I count to twenty slowly from when I see that first pad liquify, or I try to wait until all the pads have liquified, but sometimes it can be hard to tell. The components are likely to shiver and move slightly in response to the surface tension.

The tiny resistors and capacitors may tombstone, which means the surface tension on one of the pads was so much greater than the other that it pulled the component into a vertical position. The best way to fix this later is to use a hot air gun. Resist the temptation to reach into the oven and adjust the components! All of the components can be knocked off the board if you bump it by mistake. Save the rework for afterwards until you’ve made a few boards and get comfortable.

Once all the solder has melted, I turn off the oven and open the door, and walk out of the room for a few minutes to resist the temptation to adjust things or move the board too soon. This is a good time to collect the extra parts, make sure everything’s bagged and tagged, throw away the used tape, and wipe the paste off of the stencil, jig, table, and my hands.

After the board has cooled so it can be physically handled, I pick it up and take it over to the rework station.

Step 5: Inspection and Rework

Tombstoning is best fixed by a hot air gun, but you can use a soldering iron to at least pluck the part off the board by melting the one pad it’s still connected to. Apply solder to each pad so they’re even, then add some flux and solder the component in place while hold it in place with tweezers.

Bridged pins occur where solder has connected two or more pins that shouldn’t be connected. Place some flux on the solder wick and hold the wick across the pins, then apply heat with the iron to the wick until the extra solder move onto the wick away from the pins.

Touch up any other joints that look unfinished or suspicious.

Step 6: Test, Test, Test, and Test

This is the most dangerous step, since the impulse is to apply power and fire up the board. First, do a resistance check with the digital multimeter across the voltage and ground pins. If these short out, they can damage your computer if you’re applying power from the USB connector (protip: use a cheap disposable hub!) and the short can blow up your components if you don’t have any fuse protection onboard.

If those voltage rails look isolated and there aren’t any other shorts, go ahead and apply power. Carefully test all the voltage rails you have, whether it’s 9V and 5V and 3.3V, and make sure everything is working as expected.
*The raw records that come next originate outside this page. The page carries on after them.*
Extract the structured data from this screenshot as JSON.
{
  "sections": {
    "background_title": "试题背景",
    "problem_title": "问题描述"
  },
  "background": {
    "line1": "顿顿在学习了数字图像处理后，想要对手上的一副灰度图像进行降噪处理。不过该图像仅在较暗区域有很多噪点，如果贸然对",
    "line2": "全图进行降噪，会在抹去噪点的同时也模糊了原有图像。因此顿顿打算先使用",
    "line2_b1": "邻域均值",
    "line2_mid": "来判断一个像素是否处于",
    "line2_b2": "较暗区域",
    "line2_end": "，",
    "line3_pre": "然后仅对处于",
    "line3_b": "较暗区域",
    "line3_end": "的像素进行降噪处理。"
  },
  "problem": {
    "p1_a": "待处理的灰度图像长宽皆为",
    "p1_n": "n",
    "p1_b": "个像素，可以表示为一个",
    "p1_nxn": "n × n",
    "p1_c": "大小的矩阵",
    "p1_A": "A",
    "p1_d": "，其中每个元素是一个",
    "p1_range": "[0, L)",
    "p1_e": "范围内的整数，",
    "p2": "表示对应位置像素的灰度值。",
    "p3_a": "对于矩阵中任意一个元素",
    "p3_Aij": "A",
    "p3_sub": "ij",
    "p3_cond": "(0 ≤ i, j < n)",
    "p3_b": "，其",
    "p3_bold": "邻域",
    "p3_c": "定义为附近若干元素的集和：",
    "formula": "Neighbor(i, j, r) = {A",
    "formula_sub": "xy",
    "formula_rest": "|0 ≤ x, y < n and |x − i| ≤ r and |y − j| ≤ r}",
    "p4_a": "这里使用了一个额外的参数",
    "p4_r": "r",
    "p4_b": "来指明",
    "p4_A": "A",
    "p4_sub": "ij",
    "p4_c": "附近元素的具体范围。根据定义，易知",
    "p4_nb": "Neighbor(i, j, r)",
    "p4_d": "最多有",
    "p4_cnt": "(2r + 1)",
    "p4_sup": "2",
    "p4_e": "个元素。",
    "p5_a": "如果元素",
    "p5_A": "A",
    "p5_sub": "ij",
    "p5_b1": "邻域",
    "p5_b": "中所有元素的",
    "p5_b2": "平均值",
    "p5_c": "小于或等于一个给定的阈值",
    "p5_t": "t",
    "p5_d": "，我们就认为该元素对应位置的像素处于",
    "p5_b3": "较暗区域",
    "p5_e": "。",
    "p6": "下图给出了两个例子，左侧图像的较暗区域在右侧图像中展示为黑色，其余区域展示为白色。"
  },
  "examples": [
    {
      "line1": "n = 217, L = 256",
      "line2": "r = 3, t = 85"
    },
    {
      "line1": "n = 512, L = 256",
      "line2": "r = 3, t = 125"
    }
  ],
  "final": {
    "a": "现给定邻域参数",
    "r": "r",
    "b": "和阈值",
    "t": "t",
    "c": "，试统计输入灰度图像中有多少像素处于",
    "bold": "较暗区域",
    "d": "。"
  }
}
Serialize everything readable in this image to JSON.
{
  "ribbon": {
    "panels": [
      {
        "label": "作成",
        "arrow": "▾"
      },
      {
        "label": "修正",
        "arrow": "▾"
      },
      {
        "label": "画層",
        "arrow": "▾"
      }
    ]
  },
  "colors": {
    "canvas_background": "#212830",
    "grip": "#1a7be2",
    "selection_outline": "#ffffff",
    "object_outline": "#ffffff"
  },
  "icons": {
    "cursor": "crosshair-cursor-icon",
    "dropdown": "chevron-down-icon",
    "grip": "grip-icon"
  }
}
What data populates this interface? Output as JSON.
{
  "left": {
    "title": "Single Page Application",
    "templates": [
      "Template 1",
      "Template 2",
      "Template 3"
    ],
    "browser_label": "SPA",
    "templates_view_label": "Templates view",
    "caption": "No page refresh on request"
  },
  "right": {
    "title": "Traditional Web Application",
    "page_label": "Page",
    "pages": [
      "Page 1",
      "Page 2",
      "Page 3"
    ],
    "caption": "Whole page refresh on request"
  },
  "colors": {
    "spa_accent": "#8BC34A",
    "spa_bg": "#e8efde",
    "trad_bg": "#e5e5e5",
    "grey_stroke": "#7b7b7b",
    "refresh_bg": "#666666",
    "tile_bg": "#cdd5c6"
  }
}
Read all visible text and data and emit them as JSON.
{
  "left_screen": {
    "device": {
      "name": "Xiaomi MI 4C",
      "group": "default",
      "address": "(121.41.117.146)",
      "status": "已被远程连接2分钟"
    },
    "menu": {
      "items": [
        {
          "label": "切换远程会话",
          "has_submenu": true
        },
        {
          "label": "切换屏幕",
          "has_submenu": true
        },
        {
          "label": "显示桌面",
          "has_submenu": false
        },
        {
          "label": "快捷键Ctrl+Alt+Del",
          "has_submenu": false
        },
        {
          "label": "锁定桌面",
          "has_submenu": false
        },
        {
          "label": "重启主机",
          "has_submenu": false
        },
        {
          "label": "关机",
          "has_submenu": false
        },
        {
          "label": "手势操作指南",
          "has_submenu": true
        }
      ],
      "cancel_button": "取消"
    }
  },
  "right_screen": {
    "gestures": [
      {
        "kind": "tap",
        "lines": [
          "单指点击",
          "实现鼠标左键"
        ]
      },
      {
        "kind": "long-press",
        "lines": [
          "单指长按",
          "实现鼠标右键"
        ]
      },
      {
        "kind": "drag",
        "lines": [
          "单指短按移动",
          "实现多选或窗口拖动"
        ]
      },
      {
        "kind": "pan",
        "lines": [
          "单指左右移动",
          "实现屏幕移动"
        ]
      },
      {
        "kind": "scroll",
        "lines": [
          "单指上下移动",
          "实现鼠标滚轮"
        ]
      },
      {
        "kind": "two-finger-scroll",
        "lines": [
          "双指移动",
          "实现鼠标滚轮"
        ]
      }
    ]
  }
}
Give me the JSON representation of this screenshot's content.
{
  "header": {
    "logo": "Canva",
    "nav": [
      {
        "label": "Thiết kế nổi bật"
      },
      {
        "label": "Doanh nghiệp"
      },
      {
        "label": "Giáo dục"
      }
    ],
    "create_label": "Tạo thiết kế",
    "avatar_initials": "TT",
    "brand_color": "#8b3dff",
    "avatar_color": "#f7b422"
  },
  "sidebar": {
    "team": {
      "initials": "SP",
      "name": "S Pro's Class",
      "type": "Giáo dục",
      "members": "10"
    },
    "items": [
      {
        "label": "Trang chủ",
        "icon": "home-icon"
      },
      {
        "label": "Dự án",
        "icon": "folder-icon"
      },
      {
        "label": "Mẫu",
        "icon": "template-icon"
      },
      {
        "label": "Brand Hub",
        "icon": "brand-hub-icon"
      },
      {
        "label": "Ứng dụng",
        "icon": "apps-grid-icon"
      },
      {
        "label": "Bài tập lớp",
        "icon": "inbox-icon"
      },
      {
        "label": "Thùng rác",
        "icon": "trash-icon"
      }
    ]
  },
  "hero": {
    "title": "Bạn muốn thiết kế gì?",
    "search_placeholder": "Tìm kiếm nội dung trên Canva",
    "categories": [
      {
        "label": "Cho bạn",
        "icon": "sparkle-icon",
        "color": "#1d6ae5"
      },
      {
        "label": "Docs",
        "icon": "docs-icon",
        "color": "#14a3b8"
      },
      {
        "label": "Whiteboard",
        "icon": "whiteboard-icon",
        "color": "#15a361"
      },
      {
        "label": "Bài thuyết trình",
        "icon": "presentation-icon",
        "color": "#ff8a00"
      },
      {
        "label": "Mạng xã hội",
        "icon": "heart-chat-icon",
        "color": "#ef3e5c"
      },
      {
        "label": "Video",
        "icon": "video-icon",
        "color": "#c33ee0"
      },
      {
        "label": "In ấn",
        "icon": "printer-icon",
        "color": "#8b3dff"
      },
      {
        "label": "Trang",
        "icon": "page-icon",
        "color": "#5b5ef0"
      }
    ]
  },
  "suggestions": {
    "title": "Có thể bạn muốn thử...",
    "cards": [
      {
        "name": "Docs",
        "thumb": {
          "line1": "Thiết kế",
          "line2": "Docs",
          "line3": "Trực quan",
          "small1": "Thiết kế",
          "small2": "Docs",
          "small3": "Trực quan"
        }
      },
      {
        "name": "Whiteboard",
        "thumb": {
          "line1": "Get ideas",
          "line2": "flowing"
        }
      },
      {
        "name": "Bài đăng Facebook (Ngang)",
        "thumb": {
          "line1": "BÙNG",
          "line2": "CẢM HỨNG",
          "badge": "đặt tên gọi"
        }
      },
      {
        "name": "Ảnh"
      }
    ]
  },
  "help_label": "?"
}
After that, you can go ahead to program the board and start testing your peripherals. I like to start with blinking LEDs and making buzzer noises, and then move on to serial connections and whatever other more complicated functionality I’m going for.